§ **DATA RECORDS**:
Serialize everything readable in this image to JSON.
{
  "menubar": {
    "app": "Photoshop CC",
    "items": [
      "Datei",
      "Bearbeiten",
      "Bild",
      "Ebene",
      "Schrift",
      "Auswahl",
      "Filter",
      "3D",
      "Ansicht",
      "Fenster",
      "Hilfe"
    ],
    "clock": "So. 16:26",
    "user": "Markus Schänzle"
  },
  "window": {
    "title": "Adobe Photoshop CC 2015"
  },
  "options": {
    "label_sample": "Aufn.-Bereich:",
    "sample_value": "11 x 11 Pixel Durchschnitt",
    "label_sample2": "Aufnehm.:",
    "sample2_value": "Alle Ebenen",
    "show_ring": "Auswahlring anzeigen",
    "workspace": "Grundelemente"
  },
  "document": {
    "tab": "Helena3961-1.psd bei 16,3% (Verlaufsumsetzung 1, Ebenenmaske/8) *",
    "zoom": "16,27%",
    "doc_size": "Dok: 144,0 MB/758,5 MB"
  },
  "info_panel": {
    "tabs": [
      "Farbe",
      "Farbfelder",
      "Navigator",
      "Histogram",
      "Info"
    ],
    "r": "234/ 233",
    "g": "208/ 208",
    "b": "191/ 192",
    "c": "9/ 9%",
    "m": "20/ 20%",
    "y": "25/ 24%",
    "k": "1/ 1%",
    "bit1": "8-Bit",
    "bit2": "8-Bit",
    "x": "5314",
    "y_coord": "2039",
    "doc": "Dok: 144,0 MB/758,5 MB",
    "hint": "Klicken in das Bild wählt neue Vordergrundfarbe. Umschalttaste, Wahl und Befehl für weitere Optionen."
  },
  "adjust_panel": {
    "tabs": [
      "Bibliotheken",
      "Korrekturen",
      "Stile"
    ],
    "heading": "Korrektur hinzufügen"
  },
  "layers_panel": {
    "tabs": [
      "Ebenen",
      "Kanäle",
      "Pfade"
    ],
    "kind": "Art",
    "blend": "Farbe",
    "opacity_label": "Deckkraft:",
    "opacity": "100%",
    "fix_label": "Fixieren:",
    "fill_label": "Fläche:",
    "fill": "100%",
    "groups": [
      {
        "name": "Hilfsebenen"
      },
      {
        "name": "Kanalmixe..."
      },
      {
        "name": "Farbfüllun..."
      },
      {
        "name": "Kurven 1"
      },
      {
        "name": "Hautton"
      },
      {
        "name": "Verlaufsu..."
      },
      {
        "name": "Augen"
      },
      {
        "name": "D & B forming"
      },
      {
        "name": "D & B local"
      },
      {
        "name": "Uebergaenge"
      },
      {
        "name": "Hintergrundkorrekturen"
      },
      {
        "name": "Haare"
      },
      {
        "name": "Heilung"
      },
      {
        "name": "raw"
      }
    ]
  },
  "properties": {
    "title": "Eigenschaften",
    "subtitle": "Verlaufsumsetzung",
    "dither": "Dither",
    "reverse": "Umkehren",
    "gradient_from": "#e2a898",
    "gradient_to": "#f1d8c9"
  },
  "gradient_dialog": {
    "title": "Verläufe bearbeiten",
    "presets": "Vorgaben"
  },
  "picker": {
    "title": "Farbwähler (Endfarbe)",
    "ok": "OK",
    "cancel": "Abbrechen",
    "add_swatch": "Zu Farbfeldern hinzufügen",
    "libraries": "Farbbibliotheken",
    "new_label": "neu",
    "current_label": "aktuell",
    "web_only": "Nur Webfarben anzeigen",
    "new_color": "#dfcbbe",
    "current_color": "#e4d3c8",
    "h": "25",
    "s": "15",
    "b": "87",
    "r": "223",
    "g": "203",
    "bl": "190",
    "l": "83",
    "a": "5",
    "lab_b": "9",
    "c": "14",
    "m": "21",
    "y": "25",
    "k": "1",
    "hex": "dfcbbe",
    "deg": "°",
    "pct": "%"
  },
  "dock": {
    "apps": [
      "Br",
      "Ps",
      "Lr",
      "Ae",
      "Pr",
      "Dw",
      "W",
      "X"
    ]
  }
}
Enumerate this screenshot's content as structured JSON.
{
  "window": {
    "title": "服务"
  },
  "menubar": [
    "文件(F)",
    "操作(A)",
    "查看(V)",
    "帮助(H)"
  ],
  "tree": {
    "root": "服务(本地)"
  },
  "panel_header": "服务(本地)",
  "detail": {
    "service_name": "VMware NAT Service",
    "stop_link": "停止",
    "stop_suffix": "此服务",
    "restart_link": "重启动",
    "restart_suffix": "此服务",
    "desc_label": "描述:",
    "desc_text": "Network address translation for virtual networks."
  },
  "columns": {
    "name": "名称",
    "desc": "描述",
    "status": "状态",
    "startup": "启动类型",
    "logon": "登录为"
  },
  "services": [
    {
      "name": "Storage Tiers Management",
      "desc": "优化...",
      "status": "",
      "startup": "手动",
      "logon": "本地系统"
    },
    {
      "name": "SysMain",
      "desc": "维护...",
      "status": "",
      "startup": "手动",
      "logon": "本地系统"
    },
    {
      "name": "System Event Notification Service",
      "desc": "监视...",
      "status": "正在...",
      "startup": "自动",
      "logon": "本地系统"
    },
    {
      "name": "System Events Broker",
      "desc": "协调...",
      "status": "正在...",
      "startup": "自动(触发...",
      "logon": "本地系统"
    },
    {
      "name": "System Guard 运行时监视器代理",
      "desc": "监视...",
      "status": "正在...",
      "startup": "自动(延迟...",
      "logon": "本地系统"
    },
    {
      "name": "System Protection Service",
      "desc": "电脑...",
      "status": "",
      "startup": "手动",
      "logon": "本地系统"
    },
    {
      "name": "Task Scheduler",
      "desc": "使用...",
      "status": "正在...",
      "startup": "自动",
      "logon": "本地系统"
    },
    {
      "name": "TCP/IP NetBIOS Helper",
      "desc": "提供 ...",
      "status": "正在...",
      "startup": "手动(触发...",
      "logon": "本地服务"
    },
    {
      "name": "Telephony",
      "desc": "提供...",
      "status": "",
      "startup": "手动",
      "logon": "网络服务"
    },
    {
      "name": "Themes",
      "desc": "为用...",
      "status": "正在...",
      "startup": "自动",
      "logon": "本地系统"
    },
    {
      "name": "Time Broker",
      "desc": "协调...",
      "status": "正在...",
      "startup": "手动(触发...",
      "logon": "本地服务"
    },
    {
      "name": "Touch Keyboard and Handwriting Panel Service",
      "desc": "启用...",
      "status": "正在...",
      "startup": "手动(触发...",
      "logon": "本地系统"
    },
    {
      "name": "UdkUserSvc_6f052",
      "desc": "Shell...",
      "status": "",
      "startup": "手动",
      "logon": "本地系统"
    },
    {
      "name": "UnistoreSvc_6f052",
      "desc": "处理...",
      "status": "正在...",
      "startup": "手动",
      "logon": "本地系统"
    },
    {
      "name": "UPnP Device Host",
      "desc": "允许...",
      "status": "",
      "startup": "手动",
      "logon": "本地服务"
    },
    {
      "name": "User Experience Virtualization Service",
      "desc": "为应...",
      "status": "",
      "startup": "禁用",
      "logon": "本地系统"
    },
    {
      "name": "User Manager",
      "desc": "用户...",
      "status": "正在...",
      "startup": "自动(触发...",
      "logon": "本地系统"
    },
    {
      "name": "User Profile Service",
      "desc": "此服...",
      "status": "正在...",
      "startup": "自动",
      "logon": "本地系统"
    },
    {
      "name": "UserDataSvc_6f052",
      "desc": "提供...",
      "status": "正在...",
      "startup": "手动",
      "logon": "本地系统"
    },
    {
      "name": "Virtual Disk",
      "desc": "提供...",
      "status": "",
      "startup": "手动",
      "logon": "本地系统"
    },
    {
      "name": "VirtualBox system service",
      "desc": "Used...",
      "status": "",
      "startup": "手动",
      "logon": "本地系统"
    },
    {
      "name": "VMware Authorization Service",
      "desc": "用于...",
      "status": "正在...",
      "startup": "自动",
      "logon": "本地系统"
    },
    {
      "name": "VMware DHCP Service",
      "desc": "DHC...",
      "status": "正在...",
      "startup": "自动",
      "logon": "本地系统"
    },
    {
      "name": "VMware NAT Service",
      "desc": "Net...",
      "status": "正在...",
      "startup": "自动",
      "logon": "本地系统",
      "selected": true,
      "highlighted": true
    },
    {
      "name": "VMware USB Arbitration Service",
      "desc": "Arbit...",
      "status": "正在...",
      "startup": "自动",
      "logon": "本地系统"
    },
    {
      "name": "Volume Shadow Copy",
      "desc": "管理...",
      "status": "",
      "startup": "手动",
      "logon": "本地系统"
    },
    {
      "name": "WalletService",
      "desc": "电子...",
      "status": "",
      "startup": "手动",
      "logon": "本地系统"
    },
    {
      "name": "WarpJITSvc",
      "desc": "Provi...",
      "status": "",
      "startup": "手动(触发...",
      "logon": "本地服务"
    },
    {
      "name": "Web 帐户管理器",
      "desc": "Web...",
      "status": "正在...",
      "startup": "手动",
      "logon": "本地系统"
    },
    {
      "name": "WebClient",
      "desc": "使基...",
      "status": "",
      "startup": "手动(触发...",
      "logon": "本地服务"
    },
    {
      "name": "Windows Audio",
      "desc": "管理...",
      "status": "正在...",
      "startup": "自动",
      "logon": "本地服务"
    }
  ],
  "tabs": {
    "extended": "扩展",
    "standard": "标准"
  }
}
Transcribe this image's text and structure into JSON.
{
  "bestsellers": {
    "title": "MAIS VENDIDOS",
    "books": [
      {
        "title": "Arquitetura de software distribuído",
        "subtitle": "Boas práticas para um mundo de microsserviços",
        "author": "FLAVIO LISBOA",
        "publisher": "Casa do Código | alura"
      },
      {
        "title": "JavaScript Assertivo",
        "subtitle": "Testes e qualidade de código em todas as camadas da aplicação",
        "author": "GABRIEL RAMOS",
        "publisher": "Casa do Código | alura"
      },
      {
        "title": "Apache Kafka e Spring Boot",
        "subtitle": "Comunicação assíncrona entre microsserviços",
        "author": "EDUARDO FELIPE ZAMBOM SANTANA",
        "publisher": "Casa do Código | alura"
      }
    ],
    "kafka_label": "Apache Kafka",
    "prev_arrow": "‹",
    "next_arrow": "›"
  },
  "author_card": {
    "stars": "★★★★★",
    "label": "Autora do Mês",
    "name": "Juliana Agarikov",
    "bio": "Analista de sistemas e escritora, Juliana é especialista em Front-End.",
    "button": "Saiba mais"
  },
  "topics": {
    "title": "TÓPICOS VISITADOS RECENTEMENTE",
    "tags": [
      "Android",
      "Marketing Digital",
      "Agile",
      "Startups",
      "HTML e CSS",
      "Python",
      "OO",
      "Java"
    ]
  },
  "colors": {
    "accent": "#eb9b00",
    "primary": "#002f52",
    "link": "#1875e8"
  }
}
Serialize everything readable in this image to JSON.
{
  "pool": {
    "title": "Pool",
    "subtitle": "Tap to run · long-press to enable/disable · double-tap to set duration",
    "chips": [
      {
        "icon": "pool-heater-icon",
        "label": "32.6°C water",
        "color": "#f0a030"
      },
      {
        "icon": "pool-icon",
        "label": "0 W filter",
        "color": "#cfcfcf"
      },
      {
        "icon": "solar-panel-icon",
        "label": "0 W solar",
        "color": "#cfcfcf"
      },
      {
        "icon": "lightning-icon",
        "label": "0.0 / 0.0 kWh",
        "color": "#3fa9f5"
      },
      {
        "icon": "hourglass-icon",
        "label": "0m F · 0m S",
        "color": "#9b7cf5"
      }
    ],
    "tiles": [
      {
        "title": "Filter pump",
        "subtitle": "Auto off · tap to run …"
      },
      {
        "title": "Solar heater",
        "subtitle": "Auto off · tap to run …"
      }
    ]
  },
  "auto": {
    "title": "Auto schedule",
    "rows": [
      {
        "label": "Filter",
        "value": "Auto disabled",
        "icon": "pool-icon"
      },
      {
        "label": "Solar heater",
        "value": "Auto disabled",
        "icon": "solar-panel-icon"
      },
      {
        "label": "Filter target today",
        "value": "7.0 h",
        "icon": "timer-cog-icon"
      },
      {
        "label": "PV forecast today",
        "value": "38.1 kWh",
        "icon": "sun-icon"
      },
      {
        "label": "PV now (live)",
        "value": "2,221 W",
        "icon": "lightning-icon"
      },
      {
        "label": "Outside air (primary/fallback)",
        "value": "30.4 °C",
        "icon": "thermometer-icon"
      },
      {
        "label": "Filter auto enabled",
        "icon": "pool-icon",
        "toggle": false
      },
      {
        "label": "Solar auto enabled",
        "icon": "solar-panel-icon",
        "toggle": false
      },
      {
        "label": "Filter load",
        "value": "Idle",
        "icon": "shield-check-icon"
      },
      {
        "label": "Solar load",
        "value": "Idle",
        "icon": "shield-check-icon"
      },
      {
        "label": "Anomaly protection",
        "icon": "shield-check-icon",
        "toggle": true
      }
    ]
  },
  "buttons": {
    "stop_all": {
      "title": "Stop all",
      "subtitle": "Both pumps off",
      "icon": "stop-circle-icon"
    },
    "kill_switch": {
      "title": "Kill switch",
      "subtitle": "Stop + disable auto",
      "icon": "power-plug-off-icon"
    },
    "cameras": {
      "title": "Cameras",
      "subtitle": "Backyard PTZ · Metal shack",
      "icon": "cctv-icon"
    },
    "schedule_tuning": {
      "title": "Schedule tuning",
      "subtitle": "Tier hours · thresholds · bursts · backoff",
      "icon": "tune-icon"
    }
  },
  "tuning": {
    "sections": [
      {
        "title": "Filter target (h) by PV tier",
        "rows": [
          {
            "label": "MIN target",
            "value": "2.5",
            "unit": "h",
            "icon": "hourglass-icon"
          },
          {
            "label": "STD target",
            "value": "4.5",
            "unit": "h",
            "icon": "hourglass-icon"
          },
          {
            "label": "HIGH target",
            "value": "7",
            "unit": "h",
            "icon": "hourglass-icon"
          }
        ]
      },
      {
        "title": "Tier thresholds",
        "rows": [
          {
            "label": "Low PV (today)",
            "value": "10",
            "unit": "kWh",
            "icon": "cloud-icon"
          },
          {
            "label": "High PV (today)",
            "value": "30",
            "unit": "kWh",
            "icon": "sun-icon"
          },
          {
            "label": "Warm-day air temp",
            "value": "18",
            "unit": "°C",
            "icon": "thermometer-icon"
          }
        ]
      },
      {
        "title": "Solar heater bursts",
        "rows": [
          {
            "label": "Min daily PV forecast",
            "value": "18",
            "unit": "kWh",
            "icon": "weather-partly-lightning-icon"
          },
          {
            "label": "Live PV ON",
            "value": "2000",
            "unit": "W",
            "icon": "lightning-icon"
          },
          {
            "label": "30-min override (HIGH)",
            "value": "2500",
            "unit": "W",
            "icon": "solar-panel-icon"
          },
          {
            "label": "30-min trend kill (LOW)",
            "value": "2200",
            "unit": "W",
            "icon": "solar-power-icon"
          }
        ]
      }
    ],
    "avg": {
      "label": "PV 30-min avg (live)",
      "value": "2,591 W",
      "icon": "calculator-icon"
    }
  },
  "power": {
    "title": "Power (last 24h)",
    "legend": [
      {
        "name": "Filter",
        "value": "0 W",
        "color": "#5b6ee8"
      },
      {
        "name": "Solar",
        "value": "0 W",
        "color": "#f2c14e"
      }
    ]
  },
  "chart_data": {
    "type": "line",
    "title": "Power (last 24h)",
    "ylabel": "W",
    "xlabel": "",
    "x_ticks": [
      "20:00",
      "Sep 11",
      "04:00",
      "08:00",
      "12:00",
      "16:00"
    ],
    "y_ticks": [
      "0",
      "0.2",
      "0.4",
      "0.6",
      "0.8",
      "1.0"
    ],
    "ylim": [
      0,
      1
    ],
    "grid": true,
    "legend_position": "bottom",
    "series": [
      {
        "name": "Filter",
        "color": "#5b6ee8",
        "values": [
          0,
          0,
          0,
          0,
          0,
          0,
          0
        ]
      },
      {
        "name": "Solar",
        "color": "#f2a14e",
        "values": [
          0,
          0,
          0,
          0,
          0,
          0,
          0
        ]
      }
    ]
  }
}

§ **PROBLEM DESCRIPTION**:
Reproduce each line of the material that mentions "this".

§ **YOUR SOLUTION**:
Serialize everything readable in this image to JSON.
Enumerate this screenshot's content as structured JSON.
Transcribe this image's text and structure into JSON.
Serialize everything readable in this image to JSON.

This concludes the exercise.